Although usually not the first thing you think of with an entry-level camera, buying a model with a solid design is still important. Some less expensive cameras have all plastic housing, whereas others may use more heavy-duty materials such as metal; others still may be weatherproof to a certain degree.

Even at the price points we’re discussing, it’s a good idea to research that aspect of the prospective camera as well, and buy as solid a model as possible.

Forget about brand
This is something guaranteed to cause controversy. When it comes to camera brands, people get religious. For some reason, people don’t argue loudly about HP vs. Dell or Audi vs. BMW, but when it comes to Canon vs. Nikon, people will defend their favorite brand to the death; if some poor soul dares to suggest another brand, like Sony or Pentax, murder ensures. I heard people saying “Nikons have the best quality“, “I trust Sony to make good electronics“, “I’m a die-hard Oly fan“, “Annie Leibovitz uses Canon“, “Pentax means value for money” and so on.

Choosing a camera based solely on brand is great if you want to show it off, but not if you intend to actually use it

There are five main dSLR manufactures (I list them alphabetically): Canon, Nikon, Pentax, Sony and a few smaller ones of which I will only mention Sigma because of its unique Foveon sensor.

With ‘instant’ start-up and no shutter lag, DSLR cameras are designed for fast shooting. This means the camera can be switched on and taking a rapid succession of frames in the time it takes you to make these movements – you won’t have to wait for the camera to be ready and you’ll never miss a shot.

When buying a new DSLR, you’ll also want to check out the automatic focusing (AF) system and burst rate on any cameras that you’re considering – particularly important if you’re planning on doing sports and action photography. A good focusing system will have several options for focusing on still and moving subjects. If you can, go for a DSLR camera with a focusing system that covers a wide proportion of the frame, with lots of focus points – a good AF system will make your life much easier and result in many less missed shots.

The burst rate on a DSLR camera, or indeed any digital camera, is the measure of how many frames you can shoot per second (fps). If you’re interested in sports or action photography a high burst rate is essential. Even if action photography is not your interest, it’s good to have a camera capable of shooting at a good rate, so that you have the option of shooting off frames in quick succession. This can be more useful than you might at first think. For example – in portraiture, the difference between a mediocre shot and an arresting portrait can be just a split second.

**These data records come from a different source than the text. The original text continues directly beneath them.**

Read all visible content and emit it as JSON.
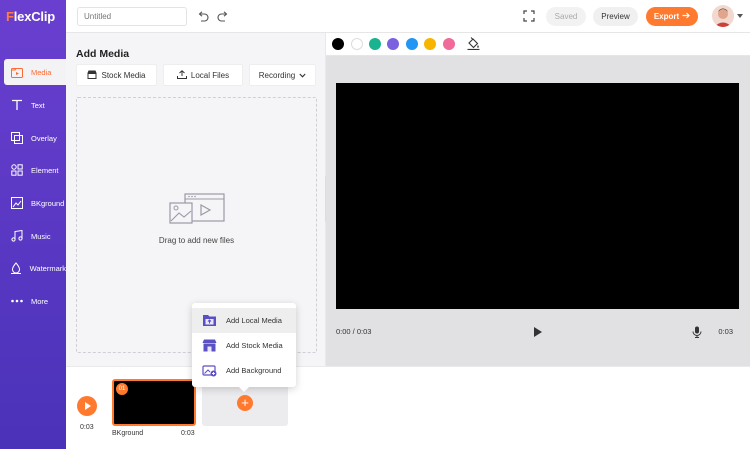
{
  "app": {
    "logo_prefix": "F",
    "logo_rest": "lexClip"
  },
  "sidebar": {
    "items": [
      {
        "label": "Media",
        "icon": "media-icon",
        "active": true
      },
      {
        "label": "Text",
        "icon": "text-icon",
        "active": false
      },
      {
        "label": "Overlay",
        "icon": "overlay-icon",
        "active": false
      },
      {
        "label": "Element",
        "icon": "element-icon",
        "active": false
      },
      {
        "label": "BKground",
        "icon": "background-icon",
        "active": false
      },
      {
        "label": "Music",
        "icon": "music-icon",
        "active": false
      },
      {
        "label": "Watermark",
        "icon": "watermark-icon",
        "active": false
      },
      {
        "label": "More",
        "icon": "more-icon",
        "active": false
      }
    ]
  },
  "header": {
    "title_placeholder": "Untitled",
    "saved_label": "Saved",
    "preview_label": "Preview",
    "export_label": "Export"
  },
  "media_panel": {
    "title": "Add Media",
    "stock_media_label": "Stock Media",
    "local_files_label": "Local Files",
    "recording_label": "Recording",
    "drop_text": "Drag to add new files"
  },
  "colors": {
    "swatches": [
      "#000000",
      "#ffffff",
      "#19b38f",
      "#7b61e0",
      "#2196f3",
      "#f7b500",
      "#f06a9a"
    ],
    "accent": "#ff7a2e",
    "sidebar": "#5a37c8"
  },
  "player": {
    "current_time": "0:00 / 0:03",
    "duration": "0:03"
  },
  "timeline": {
    "time": "0:03",
    "clip": {
      "number": "01",
      "name": "BKground",
      "duration": "0:03"
    },
    "add_symbol": "+"
  },
  "add_menu": {
    "items": [
      {
        "label": "Add Local Media",
        "icon": "local-media-icon"
      },
      {
        "label": "Add Stock Media",
        "icon": "stock-media-icon"
      },
      {
        "label": "Add Background",
        "icon": "add-background-icon"
      }
    ]
  }
}
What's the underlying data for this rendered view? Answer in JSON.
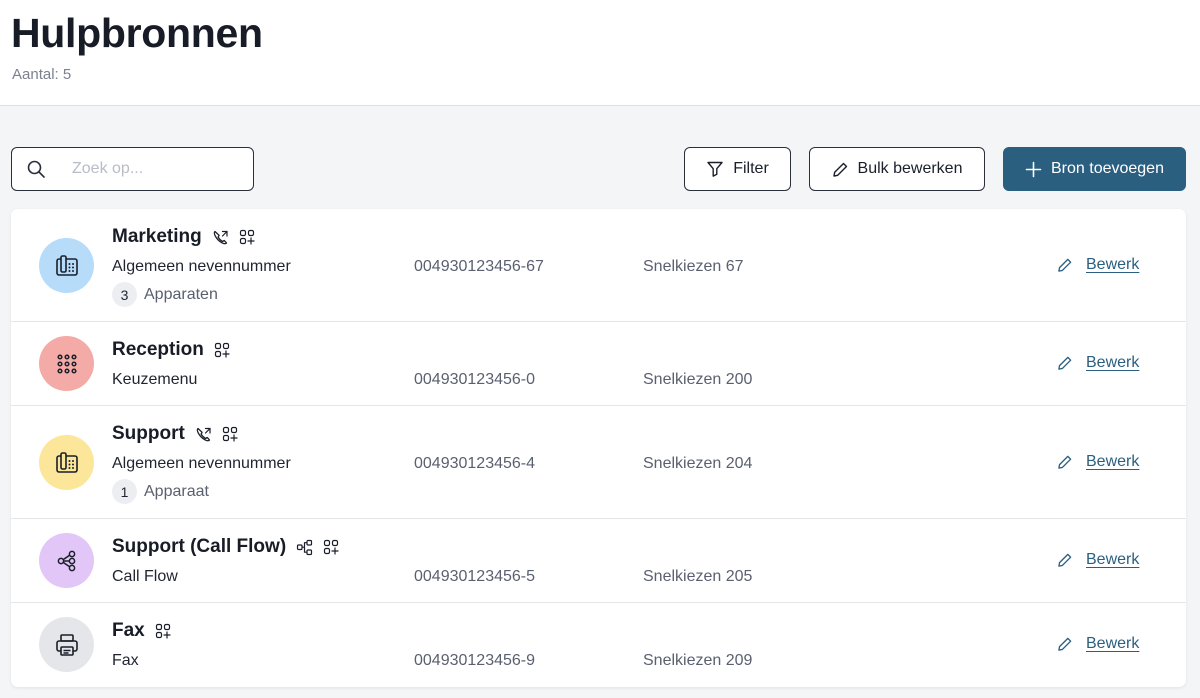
{
  "header": {
    "title": "Hulpbronnen",
    "count_text": "Aantal: 5"
  },
  "toolbar": {
    "search_placeholder": "Zoek op...",
    "filter_label": "Filter",
    "bulk_label": "Bulk bewerken",
    "add_label": "Bron toevoegen"
  },
  "colors": {
    "primary": "#2b5f80",
    "avatar_blue": "#b6dcfa",
    "avatar_red": "#f4aaa6",
    "avatar_yellow": "#fbe69a",
    "avatar_purple": "#e2c6f8",
    "avatar_gray": "#e5e6e9"
  },
  "resources": [
    {
      "name": "Marketing",
      "type": "Algemeen nevennummer",
      "number": "004930123456-67",
      "speed_dial": "Snelkiezen 67",
      "device_count": "3",
      "device_label": "Apparaten",
      "edit_label": "Bewerk",
      "icon": "desk-phone-icon",
      "badges": [
        "call-forward-icon",
        "apps-add-icon"
      ]
    },
    {
      "name": "Reception",
      "type": "Keuzemenu",
      "number": "004930123456-0",
      "speed_dial": "Snelkiezen 200",
      "edit_label": "Bewerk",
      "icon": "keypad-icon",
      "badges": [
        "apps-add-icon"
      ]
    },
    {
      "name": "Support",
      "type": "Algemeen nevennummer",
      "number": "004930123456-4",
      "speed_dial": "Snelkiezen 204",
      "device_count": "1",
      "device_label": "Apparaat",
      "edit_label": "Bewerk",
      "icon": "desk-phone-icon",
      "badges": [
        "call-forward-icon",
        "apps-add-icon"
      ]
    },
    {
      "name": "Support (Call Flow)",
      "type": "Call Flow",
      "number": "004930123456-5",
      "speed_dial": "Snelkiezen 205",
      "edit_label": "Bewerk",
      "icon": "call-flow-icon",
      "badges": [
        "flow-chart-icon",
        "apps-add-icon"
      ]
    },
    {
      "name": "Fax",
      "type": "Fax",
      "number": "004930123456-9",
      "speed_dial": "Snelkiezen 209",
      "edit_label": "Bewerk",
      "icon": "printer-icon",
      "badges": [
        "apps-add-icon"
      ]
    }
  ]
}
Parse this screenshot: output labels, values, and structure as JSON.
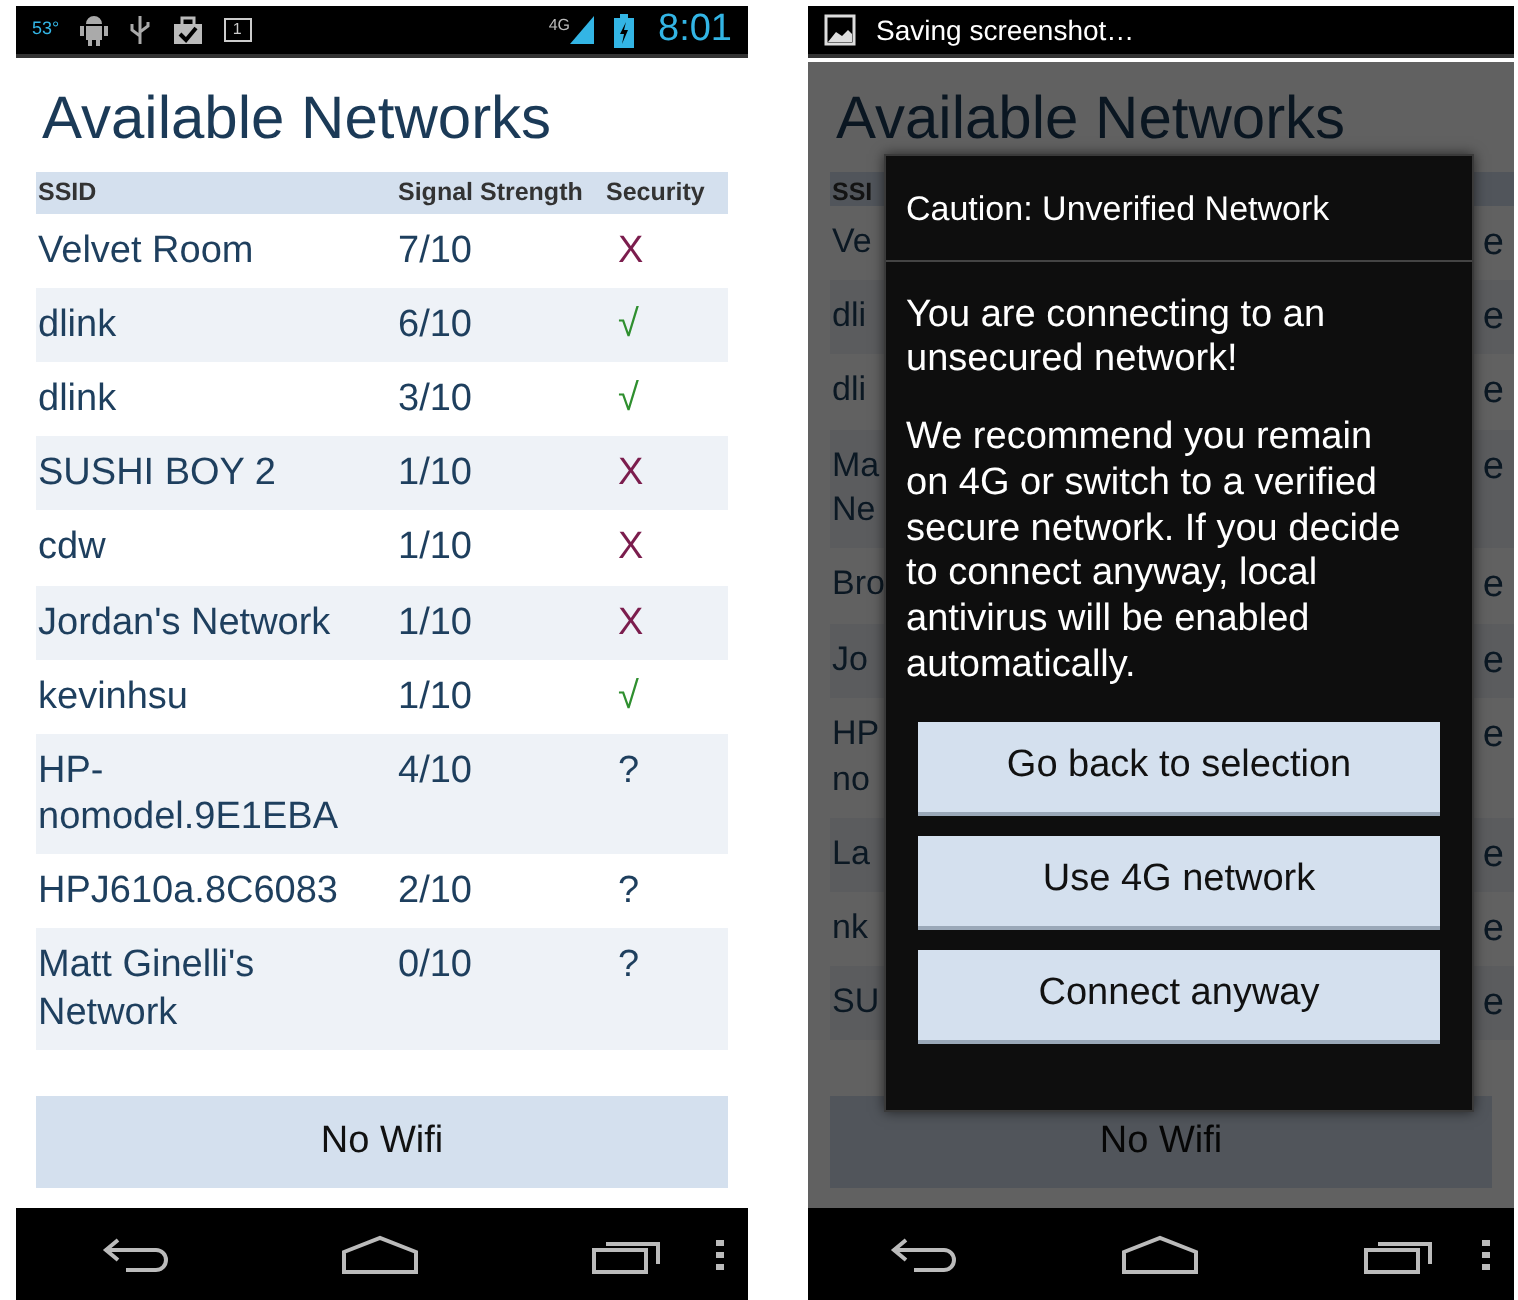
{
  "left_screen": {
    "status_bar": {
      "temperature": "53°",
      "calendar_day": "1",
      "network": "4G",
      "time": "8:01"
    },
    "title": "Available Networks",
    "columns": [
      "SSID",
      "Signal Strength",
      "Security"
    ],
    "networks": [
      {
        "ssid": "Velvet Room",
        "signal": "7/10",
        "security": {
          "kind": "open",
          "symbol": "X"
        }
      },
      {
        "ssid": "dlink",
        "signal": "6/10",
        "security": {
          "kind": "secure",
          "symbol": "√"
        }
      },
      {
        "ssid": "dlink",
        "signal": "3/10",
        "security": {
          "kind": "secure",
          "symbol": "√"
        }
      },
      {
        "ssid": "SUSHI BOY 2",
        "signal": "1/10",
        "security": {
          "kind": "open",
          "symbol": "X"
        }
      },
      {
        "ssid": "cdw",
        "signal": "1/10",
        "security": {
          "kind": "open",
          "symbol": "X"
        }
      },
      {
        "ssid": "Jordan's Network",
        "signal": "1/10",
        "security": {
          "kind": "open",
          "symbol": "X"
        }
      },
      {
        "ssid": "kevinhsu",
        "signal": "1/10",
        "security": {
          "kind": "secure",
          "symbol": "√"
        }
      },
      {
        "ssid": "HP-nomodel.9E1EBA",
        "signal": "4/10",
        "security": {
          "kind": "unknown",
          "symbol": "?"
        }
      },
      {
        "ssid": "HPJ610a.8C6083",
        "signal": "2/10",
        "security": {
          "kind": "unknown",
          "symbol": "?"
        }
      },
      {
        "ssid": "Matt Ginelli's Network",
        "signal": "0/10",
        "security": {
          "kind": "unknown",
          "symbol": "?"
        }
      }
    ],
    "button": "No Wifi"
  },
  "right_screen": {
    "notification": "Saving screenshot…",
    "title": "Available Networks",
    "header_fragment": "SSI",
    "rows": [
      {
        "lines": [
          "Ve"
        ],
        "end": "e"
      },
      {
        "lines": [
          "dli"
        ],
        "end": "e"
      },
      {
        "lines": [
          "dli"
        ],
        "end": "e"
      },
      {
        "lines": [
          "Ma",
          "Ne"
        ],
        "end": "e"
      },
      {
        "lines": [
          "Bro"
        ],
        "end": "e"
      },
      {
        "lines": [
          "Jo"
        ],
        "end": "e"
      },
      {
        "lines": [
          "HP",
          "no"
        ],
        "end": "e"
      },
      {
        "lines": [
          "La"
        ],
        "end": "e"
      },
      {
        "lines": [
          "nk"
        ],
        "end": "e"
      },
      {
        "lines": [
          "SU"
        ],
        "end": "e"
      }
    ],
    "button": "No Wifi",
    "dialog": {
      "title": "Caution: Unverified Network",
      "paragraphs": [
        "You are connecting to an unsecured network!",
        "We recommend you remain on 4G or switch to a verified secure network. If you decide to connect anyway, local antivirus will be enabled automatically."
      ],
      "buttons": [
        "Go back to selection",
        "Use 4G network",
        "Connect anyway"
      ]
    }
  }
}
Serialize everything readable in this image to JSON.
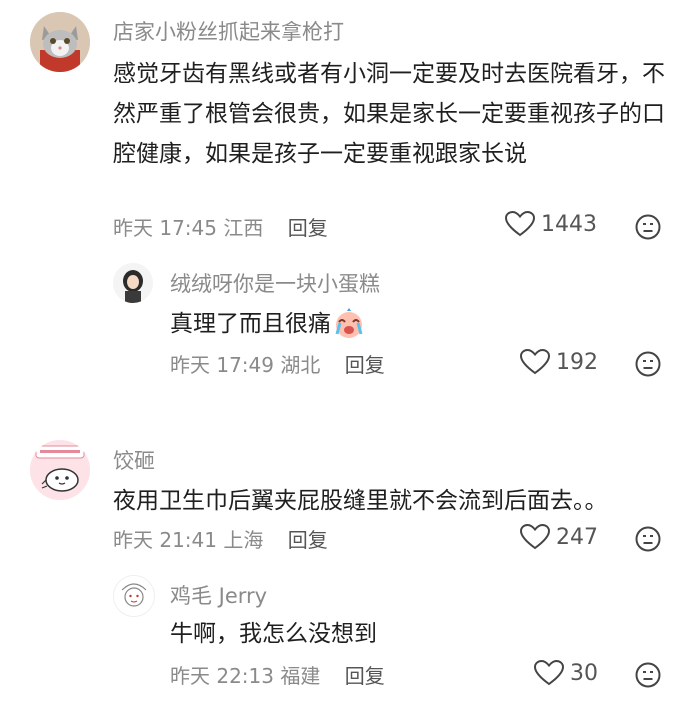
{
  "comments": [
    {
      "author": "店家小粉丝抓起来拿枪打",
      "text": "感觉牙齿有黑线或者有小洞一定要及时去医院看牙，不然严重了根管会很贵，如果是家长一定要重视孩子的口腔健康，如果是孩子一定要重视跟家长说",
      "time": "昨天 17:45",
      "location": "江西",
      "reply_label": "回复",
      "likes": "1443",
      "avatar_icon": "cat-avatar",
      "replies": [
        {
          "author": "绒绒呀你是一块小蛋糕",
          "text": "真理了而且很痛",
          "emoji": "crying-face-emoji",
          "time": "昨天 17:49",
          "location": "湖北",
          "reply_label": "回复",
          "likes": "192",
          "avatar_icon": "girl-avatar"
        }
      ]
    },
    {
      "author": "饺砸",
      "text": "夜用卫生巾后翼夹屁股缝里就不会流到后面去。。",
      "time": "昨天 21:41",
      "location": "上海",
      "reply_label": "回复",
      "likes": "247",
      "avatar_icon": "cartoon-sticker-avatar",
      "replies": [
        {
          "author": "鸡毛 Jerry",
          "text": "牛啊，我怎么没想到",
          "time": "昨天 22:13",
          "location": "福建",
          "reply_label": "回复",
          "likes": "30",
          "avatar_icon": "sketch-avatar"
        }
      ]
    }
  ]
}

Don’t forget to go and try out the cameras in person. You’ll also be able to gauge some of the finer details, such as how easy the user interface is and how heavy or light the camera is. You’ll get a good feel for the camera and also the build quality. Look for cameras that come with bundled bags, memory cards and possibly free online storage for your photographs. Buying a printer that lets you take large photo prints might also be worth considering along with a digital photo frame. With the buying advice out of the way, you could also look at planning for some fun photography outings. There are groups on Facebook where photographers meet up once a week to go on photography tours. Flickr is also a good service to register on, considering you get a ton of free storage to host all your photographs at the highest quality and also your videos. You’ll find a lot of interesting photos shot by photographers from all around the world for inspiration and also a vast community which can offer constructive feedback and tips on how to get better.